Time to get started setting everything up. Here are the main tasks I need to get done before I can start setting up my VMs.

  1. Storage. The single 2TB HDD is loud and too slow to run lots of VMs on once. The plan is to get a 3.5″ to 2x 2.5″ HDD converter and replace the existing drive with a 250GB Samsung 840 EVO and a 750GB 2.5″ HDD, both from my spare parts box. I can then put the 2TB drive in a USB 3 enclosure and use it for backups.
  2. Cooling. Currently the CPU hits 95C under full load. This is less than ideal, and the fans do make a lot of noise at full speed. Dell’s propriety 5 pin fan header makes replacing the intake fan (a Foxconn PVA080F12H 80mm fan) a bit difficult. I do plan on replacing the old stock TIM with some better performing paste to hopefully lower the temperatures by a few degrees. Fortunately the machine is in a good condition and doesn’t require any other cleaning or dust removal.
  3. Networking. Depending on where I put the machine I will need to decide how I want to connect this to the network.
Resources
Some recommended resources and sites I’ve found so far:

  • The /r/homelab subreddit – a community of other homelabbers. Be sure to check out their wiki
  • Lab Gopher – a tool that searches eBay for various servers and ranks them for you
  • Bargain Hardware UK – a good place to look instead of eBay, selling various used servers

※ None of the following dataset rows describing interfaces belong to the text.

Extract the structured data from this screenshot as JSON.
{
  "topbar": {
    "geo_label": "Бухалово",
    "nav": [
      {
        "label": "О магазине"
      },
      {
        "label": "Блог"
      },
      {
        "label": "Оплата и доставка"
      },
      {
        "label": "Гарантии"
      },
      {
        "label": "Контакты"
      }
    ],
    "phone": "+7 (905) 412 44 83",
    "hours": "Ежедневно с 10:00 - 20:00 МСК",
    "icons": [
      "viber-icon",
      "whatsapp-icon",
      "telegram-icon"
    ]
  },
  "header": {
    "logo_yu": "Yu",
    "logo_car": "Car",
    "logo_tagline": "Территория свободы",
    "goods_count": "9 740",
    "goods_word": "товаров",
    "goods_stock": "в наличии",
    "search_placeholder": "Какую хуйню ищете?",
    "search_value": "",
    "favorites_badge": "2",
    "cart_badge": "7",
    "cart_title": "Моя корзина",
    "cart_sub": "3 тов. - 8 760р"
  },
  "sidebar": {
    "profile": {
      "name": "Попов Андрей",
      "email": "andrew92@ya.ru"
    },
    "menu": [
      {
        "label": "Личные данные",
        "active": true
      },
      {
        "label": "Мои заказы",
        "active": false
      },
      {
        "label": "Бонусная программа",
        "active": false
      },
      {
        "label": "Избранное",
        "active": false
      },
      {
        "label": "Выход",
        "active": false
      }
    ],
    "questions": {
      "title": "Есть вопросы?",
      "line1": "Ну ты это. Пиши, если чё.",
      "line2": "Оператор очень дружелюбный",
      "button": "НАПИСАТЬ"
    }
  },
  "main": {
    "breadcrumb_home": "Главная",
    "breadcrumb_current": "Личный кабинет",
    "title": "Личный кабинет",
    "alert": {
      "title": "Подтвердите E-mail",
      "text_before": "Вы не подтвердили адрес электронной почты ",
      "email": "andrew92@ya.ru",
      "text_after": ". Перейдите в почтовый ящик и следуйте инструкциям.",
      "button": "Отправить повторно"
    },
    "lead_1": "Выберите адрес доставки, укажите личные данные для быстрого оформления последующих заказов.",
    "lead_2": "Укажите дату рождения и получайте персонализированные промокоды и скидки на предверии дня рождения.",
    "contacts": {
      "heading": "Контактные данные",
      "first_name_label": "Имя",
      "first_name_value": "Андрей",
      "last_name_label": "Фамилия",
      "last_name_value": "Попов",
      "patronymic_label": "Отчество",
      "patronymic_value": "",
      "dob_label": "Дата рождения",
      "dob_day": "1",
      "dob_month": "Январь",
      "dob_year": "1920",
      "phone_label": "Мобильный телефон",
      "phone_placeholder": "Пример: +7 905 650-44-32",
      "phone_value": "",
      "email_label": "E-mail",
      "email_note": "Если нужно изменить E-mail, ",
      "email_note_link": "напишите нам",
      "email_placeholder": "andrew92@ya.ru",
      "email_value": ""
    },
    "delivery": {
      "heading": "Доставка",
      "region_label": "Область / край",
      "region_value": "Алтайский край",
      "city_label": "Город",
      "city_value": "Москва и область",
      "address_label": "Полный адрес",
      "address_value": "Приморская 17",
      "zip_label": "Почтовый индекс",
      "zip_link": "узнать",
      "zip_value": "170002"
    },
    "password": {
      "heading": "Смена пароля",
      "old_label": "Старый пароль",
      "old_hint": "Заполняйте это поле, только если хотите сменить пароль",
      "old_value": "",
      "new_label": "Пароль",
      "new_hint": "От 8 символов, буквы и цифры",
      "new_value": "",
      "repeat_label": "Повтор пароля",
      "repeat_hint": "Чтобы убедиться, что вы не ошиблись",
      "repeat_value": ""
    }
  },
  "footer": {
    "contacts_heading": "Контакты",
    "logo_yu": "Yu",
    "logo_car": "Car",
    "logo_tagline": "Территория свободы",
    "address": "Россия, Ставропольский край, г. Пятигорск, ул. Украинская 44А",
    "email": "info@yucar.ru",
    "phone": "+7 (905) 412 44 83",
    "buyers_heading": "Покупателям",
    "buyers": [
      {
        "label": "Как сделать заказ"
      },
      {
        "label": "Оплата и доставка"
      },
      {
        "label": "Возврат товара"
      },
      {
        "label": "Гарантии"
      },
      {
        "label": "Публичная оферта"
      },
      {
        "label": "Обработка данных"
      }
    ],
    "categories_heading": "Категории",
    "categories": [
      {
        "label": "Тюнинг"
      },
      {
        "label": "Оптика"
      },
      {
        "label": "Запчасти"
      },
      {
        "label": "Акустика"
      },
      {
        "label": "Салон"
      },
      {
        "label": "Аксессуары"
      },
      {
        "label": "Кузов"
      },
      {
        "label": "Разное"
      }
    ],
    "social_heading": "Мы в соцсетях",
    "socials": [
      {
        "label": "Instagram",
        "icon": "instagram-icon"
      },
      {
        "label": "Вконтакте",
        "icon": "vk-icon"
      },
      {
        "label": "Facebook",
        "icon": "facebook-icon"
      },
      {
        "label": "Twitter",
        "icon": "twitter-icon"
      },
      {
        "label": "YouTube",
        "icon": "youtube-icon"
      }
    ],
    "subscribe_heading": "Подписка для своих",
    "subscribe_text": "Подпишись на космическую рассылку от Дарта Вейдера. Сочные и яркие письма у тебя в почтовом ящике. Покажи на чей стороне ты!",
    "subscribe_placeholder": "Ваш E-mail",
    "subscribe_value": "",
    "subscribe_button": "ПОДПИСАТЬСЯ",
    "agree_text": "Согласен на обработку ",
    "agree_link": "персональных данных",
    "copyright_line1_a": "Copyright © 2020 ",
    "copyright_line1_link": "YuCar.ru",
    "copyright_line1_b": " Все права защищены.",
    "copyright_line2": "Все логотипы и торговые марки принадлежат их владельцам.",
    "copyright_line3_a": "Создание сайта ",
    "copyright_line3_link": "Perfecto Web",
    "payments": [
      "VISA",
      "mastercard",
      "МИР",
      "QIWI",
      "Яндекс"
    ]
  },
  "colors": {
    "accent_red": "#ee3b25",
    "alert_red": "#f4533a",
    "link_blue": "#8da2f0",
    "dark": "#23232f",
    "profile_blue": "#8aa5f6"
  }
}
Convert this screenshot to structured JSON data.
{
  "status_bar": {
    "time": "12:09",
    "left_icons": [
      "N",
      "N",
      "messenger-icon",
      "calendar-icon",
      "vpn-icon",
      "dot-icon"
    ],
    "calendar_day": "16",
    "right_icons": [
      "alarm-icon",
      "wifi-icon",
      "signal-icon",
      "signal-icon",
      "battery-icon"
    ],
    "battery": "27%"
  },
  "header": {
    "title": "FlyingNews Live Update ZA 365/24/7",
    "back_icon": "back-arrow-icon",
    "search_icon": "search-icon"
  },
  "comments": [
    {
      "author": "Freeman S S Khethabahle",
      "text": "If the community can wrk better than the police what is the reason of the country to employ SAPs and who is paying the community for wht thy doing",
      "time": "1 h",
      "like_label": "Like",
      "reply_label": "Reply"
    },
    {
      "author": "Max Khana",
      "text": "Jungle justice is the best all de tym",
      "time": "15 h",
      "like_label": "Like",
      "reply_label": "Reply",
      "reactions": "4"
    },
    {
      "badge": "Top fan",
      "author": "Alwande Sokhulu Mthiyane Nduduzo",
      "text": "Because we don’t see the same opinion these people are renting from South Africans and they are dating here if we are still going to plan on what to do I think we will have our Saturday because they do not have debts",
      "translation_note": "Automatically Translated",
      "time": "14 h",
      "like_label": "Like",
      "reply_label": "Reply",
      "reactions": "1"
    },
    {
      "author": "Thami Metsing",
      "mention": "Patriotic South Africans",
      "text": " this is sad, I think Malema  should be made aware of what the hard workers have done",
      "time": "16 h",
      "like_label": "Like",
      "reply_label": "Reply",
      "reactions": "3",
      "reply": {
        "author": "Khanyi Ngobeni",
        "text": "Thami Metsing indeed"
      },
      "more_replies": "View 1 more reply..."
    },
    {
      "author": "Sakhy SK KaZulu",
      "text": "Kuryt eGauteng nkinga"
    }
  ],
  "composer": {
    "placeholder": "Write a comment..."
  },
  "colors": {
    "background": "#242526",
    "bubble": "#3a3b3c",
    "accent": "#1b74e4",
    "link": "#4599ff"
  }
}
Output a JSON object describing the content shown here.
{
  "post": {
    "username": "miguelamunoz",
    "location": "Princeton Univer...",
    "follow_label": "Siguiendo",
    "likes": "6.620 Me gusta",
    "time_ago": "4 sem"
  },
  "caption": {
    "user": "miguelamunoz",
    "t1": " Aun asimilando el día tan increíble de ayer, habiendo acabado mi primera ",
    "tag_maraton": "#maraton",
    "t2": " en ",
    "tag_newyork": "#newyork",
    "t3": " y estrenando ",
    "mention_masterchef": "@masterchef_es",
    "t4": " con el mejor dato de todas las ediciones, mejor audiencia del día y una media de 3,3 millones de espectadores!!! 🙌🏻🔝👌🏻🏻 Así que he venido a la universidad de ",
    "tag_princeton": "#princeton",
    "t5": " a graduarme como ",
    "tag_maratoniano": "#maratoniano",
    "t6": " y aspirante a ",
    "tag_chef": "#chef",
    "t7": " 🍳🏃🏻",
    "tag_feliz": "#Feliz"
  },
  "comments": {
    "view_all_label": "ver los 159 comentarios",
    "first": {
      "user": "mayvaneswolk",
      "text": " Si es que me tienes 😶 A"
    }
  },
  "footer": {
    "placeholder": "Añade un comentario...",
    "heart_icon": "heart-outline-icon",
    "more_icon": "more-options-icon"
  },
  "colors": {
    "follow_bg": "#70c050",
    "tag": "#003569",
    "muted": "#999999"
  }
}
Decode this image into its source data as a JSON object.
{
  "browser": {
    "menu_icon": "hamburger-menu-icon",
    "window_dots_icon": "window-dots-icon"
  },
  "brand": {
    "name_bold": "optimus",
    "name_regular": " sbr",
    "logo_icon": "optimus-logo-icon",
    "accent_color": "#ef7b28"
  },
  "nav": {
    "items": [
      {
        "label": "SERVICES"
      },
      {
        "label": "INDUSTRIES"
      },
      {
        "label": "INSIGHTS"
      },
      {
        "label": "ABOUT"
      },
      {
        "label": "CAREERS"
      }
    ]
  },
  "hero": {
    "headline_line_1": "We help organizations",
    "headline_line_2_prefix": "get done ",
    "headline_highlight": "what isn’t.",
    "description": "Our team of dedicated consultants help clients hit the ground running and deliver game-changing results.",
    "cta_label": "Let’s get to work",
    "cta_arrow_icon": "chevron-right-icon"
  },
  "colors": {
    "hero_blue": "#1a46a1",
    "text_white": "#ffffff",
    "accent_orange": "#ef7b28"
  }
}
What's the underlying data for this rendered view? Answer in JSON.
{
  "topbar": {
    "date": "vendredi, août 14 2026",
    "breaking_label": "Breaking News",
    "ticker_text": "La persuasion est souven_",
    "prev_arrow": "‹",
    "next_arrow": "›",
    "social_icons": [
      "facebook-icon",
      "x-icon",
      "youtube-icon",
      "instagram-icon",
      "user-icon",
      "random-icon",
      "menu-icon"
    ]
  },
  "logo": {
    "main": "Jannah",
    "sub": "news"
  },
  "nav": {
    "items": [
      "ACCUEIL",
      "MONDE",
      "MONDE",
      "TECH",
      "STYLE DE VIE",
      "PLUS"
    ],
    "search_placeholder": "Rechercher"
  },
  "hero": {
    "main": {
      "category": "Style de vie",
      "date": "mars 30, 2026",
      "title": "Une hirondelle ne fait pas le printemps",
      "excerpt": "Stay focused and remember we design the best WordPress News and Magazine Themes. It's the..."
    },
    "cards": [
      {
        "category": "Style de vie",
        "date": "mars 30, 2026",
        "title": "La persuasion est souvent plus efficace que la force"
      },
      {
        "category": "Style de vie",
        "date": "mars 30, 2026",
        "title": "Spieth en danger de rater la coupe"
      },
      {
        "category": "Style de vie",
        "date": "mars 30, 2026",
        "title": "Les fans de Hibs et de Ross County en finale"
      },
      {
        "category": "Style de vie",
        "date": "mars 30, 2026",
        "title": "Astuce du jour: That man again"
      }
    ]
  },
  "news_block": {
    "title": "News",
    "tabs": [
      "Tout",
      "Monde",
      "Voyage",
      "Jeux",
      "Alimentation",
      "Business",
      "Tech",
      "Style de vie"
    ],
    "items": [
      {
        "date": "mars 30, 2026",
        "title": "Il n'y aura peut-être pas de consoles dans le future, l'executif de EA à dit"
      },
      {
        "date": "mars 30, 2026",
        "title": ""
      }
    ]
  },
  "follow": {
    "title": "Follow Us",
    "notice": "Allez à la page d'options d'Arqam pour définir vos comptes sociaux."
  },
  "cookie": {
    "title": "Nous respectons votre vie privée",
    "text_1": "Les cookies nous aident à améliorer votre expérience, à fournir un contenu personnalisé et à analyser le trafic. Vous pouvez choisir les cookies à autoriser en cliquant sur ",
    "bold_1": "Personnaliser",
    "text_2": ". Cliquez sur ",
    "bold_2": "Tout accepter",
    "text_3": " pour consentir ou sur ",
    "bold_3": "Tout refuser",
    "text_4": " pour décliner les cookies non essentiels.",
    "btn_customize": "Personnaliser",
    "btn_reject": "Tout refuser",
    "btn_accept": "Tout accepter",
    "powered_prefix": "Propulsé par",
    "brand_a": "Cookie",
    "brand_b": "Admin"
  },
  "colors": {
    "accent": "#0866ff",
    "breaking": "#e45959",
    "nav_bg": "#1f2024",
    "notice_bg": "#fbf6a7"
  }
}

  • PCBitz – where I ended up buying my machine from
  • Intel ARK – the best place to find out the specs of every CPU Intel has made